The Federal Trade Commission (FTC) and the New York Attorney General’s Office ended an illegal debt collection scheme, which was operated by Robert Heidenreich also known as “Bobby Rich.”
On Thursday, the FTC and AG Letitia James announced that Heidenreich agreed to settle the charges filed against him and his companies.
Fraudulent debt collection operator agreed to a $1.7 million monetary judgment
Under the settlement agreement, Heidenreich agreed to a monetary judgment of $1.7 million, which was partially suspected because of his inability to pay. He also agreed to the order permanently banning him from the debt collection business and prohibiting him from misleading consumers about financial products.
In October 2018, the FTC and AG Letitia James sued Heidenreich and his six companies including Campbell Capital LLC; Kahl, Heidenreich, and Nemmer LLC; Urban, Heidenreich, Melendez, and Associates, LLC; J & V Receivables LLC; Rich Financial LLC; and BCH & Associates Ltd.
The Commission and the Attorney General alleged that defendants’ employees demanded from consumers more money than the amount they owed. Such practice is called “overbiffing” in the debt collection industry.
The defendants’ debt collectors also allegedly pretended as law enforcement personnel and threatened consumers with arrests. Other collectors threatened consumers with lawsuits if they did not make a payment on their purported debt.
In a statement, FTC Bureau of Consumer Protection Director Andrew Smith said, “Together, the FTC and the New York Attorney General stopped the latest in a line of illegal and abusive debt collectors. As a result of this joint law enforcement action, Mr. Heidenreich will never again be allowed to collect debts.”

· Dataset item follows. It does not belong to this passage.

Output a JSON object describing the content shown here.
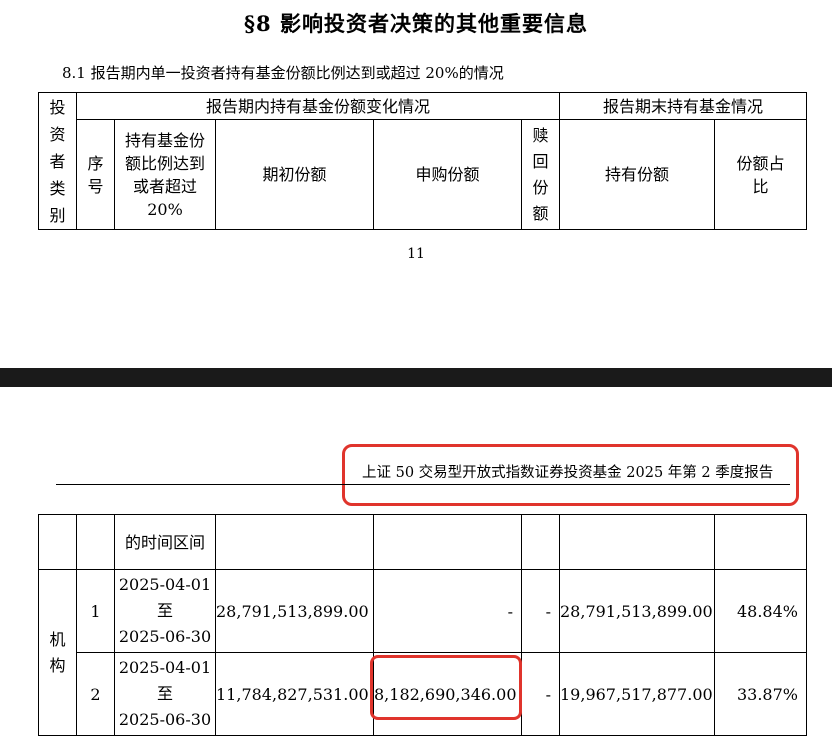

On the other hand, AG James stated, “We will not sit idly by as businesses extort payment from consumers by using illegal, deceitful tactics. Collecting on money that consumers do not owe, and doing so using false threats of arrest and other unscrupulous means is inexcusable and unlawful. My office is committed to protecting New Yorkers from illicit scams, and I thank the FTC for their partnership on this case.”